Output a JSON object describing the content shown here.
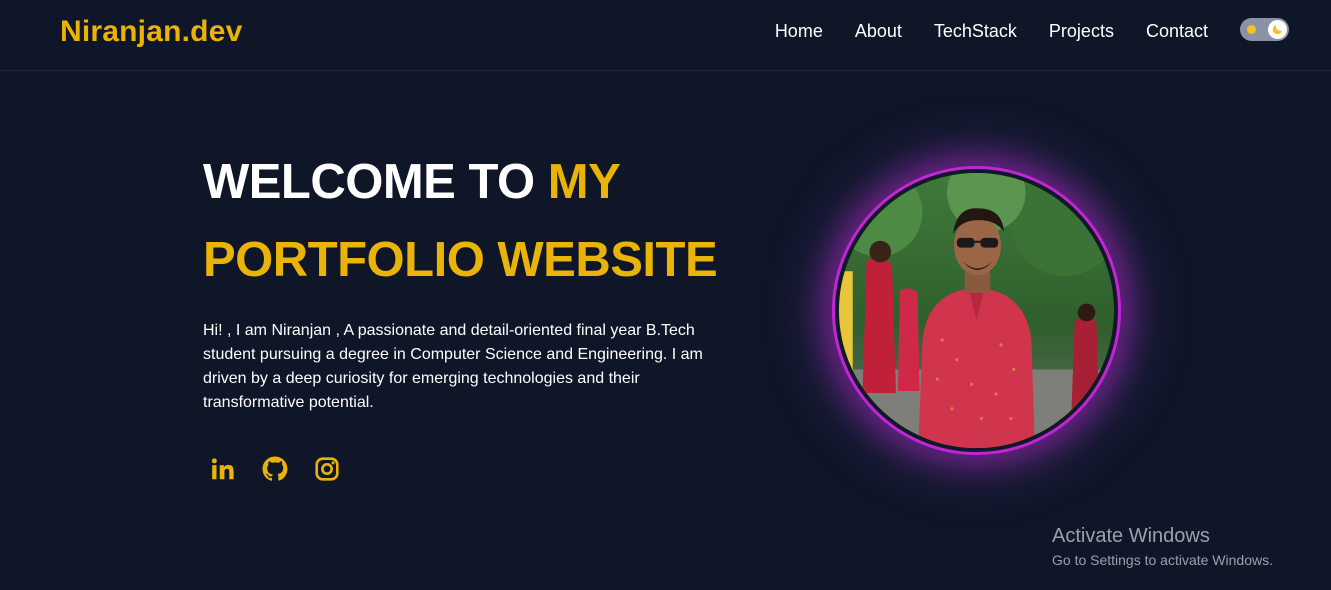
{
  "brand": "Niranjan.dev",
  "nav": {
    "items": [
      "Home",
      "About",
      "TechStack",
      "Projects",
      "Contact"
    ]
  },
  "theme_toggle": {
    "mode": "dark"
  },
  "hero": {
    "title_line1": "WELCOME TO ",
    "title_accent1": "MY",
    "title_line2": "PORTFOLIO WEBSITE",
    "description": "Hi! , I am Niranjan , A passionate and detail-oriented final year B.Tech student pursuing a degree in Computer Science and Engineering. I am driven by a deep curiosity for emerging technologies and their transformative potential."
  },
  "socials": [
    "linkedin-icon",
    "github-icon",
    "instagram-icon"
  ],
  "watermark": {
    "title": "Activate Windows",
    "subtitle": "Go to Settings to activate Windows."
  },
  "colors": {
    "background": "#0f1628",
    "accent": "#eab308",
    "ring": "#c026d3"
  }
}
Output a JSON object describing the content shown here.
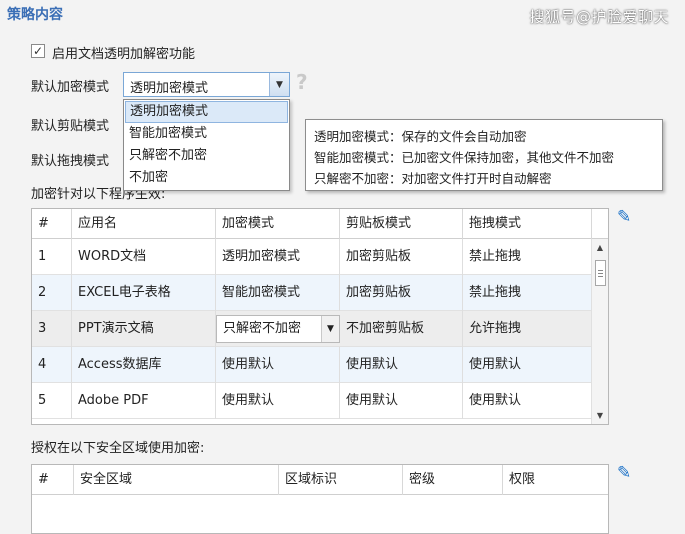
{
  "section_title": "策略内容",
  "watermark": "搜狐号@护脸爱聊天",
  "enable": {
    "checked": true,
    "mark": "✓",
    "label": "启用文档透明加解密功能"
  },
  "labels": {
    "default_mode": "默认加密模式",
    "default_clipboard": "默认剪贴模式",
    "default_drag": "默认拖拽模式",
    "programs": "加密针对以下程序生效:",
    "areas": "授权在以下安全区域使用加密:"
  },
  "mode_combo": {
    "value": "透明加密模式",
    "help": "?"
  },
  "dropdown": [
    "透明加密模式",
    "智能加密模式",
    "只解密不加密",
    "不加密"
  ],
  "tooltip": [
    "透明加密模式：保存的文件会自动加密",
    "智能加密模式：已加密文件保持加密，其他文件不加密",
    "只解密不加密：对加密文件打开时自动解密"
  ],
  "program_table": {
    "headers": [
      "#",
      "应用名",
      "加密模式",
      "剪贴板模式",
      "拖拽模式"
    ],
    "rows": [
      [
        "1",
        "WORD文档",
        "透明加密模式",
        "加密剪贴板",
        "禁止拖拽"
      ],
      [
        "2",
        "EXCEL电子表格",
        "智能加密模式",
        "加密剪贴板",
        "禁止拖拽"
      ],
      [
        "3",
        "PPT演示文稿",
        "只解密不加密",
        "不加密剪贴板",
        "允许拖拽"
      ],
      [
        "4",
        "Access数据库",
        "使用默认",
        "使用默认",
        "使用默认"
      ],
      [
        "5",
        "Adobe PDF",
        "使用默认",
        "使用默认",
        "使用默认"
      ]
    ]
  },
  "area_table": {
    "headers": [
      "#",
      "安全区域",
      "区域标识",
      "密级",
      "权限"
    ]
  },
  "icons": {
    "edit": "pencil-icon",
    "accent": "#1f74c9",
    "title_color": "#3b6fb6"
  }
}
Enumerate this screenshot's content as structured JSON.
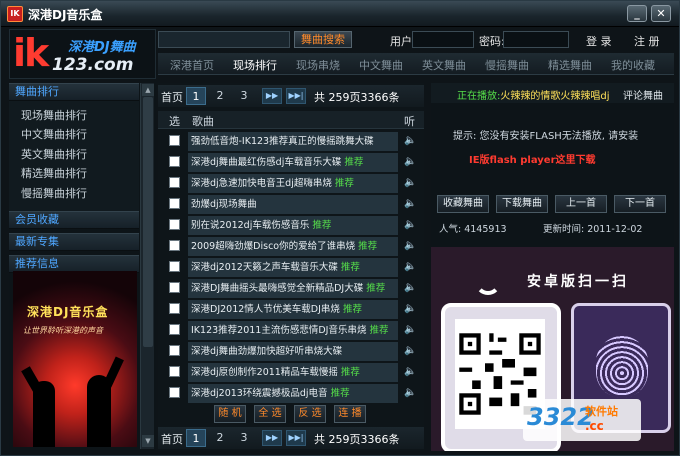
{
  "window": {
    "title": "深港DJ音乐盒",
    "icon_label": "IK",
    "minimize_label": "_",
    "close_label": "✕"
  },
  "logo": {
    "brand": "ik",
    "brand_cn": "深港DJ舞曲",
    "domain": "123.com"
  },
  "header": {
    "search_placeholder": "",
    "search_button": "舞曲搜索",
    "user_label": "用户:",
    "password_label": "密码:",
    "login_button": "登 录",
    "register_button": "注 册"
  },
  "nav": {
    "tabs": [
      {
        "label": "深港首页",
        "active": false
      },
      {
        "label": "现场排行",
        "active": true
      },
      {
        "label": "现场串烧",
        "active": false
      },
      {
        "label": "中文舞曲",
        "active": false
      },
      {
        "label": "英文舞曲",
        "active": false
      },
      {
        "label": "慢摇舞曲",
        "active": false
      },
      {
        "label": "精选舞曲",
        "active": false
      },
      {
        "label": "我的收藏",
        "active": false
      }
    ]
  },
  "sidebar": {
    "section_rank": "舞曲排行",
    "items": [
      "现场舞曲排行",
      "中文舞曲排行",
      "英文舞曲排行",
      "精选舞曲排行",
      "慢摇舞曲排行"
    ],
    "section_favorites": "会员收藏",
    "section_latest": "最新专集",
    "section_recommend": "推荐信息",
    "scroll_up": "▲",
    "scroll_down": "▼",
    "banner_title": "深港DJ音乐盒",
    "banner_subtitle": "让世界聆听深港的声音"
  },
  "list": {
    "pager": {
      "first_label": "首页",
      "pages": [
        "1",
        "2",
        "3"
      ],
      "next_label": "▶▶",
      "last_label": "▶▶|",
      "total": "共 259页3366条"
    },
    "headers": {
      "select": "选",
      "song": "歌曲",
      "listen": "听"
    },
    "speaker_icon": "🔈",
    "recommend_tag": "推荐",
    "rows": [
      {
        "title": "强劲低音炮-IK123推荐真正的慢摇跳舞大碟",
        "recommend": false
      },
      {
        "title": "深港dj舞曲最红伤感dj车载音乐大碟",
        "recommend": true
      },
      {
        "title": "深港dj急速加快电音王dj超嗨串烧",
        "recommend": true
      },
      {
        "title": "劲爆dj现场舞曲",
        "recommend": false
      },
      {
        "title": "别在说2012dj车载伤感音乐",
        "recommend": true
      },
      {
        "title": "2009超嗨劲爆Disco你的爱给了谁串烧",
        "recommend": true
      },
      {
        "title": "深港dj2012天籁之声车载音乐大碟",
        "recommend": true
      },
      {
        "title": "深港DJ舞曲摇头最嗨感觉全新精品DJ大碟",
        "recommend": true
      },
      {
        "title": "深港DJ2012情人节优美车载DJ串烧",
        "recommend": true
      },
      {
        "title": "IK123推荐2011主流伤感悲情DJ音乐串烧",
        "recommend": true
      },
      {
        "title": "深港dj舞曲劲爆加快超好听串烧大碟",
        "recommend": false
      },
      {
        "title": "深港dj原创制作2011精品车载慢摇",
        "recommend": true
      },
      {
        "title": "深港dj2013环绕震撼极品dj电音",
        "recommend": true
      }
    ],
    "actions": [
      "随 机",
      "全 选",
      "反 选",
      "连 播"
    ]
  },
  "right": {
    "now_playing_label": "正在播放:",
    "now_playing_song": "火辣辣的情歌火辣辣唱dj",
    "comment_tab": "评论舞曲",
    "tip": "提示: 您没有安装FLASH无法播放, 请安装",
    "download_link": "IE版flash player这里下载",
    "buttons": [
      "收藏舞曲",
      "下载舞曲",
      "上一首",
      "下一首"
    ],
    "popularity": "人气: 4145913",
    "updated": "更新时间: 2011-12-02",
    "promo_title": "安卓版扫一扫"
  },
  "watermark": {
    "number": "3322",
    "site_label": "软件站",
    "tld": ".cc"
  }
}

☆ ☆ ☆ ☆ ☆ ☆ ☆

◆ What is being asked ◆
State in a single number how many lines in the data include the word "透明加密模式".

◆ Answer box ◆
4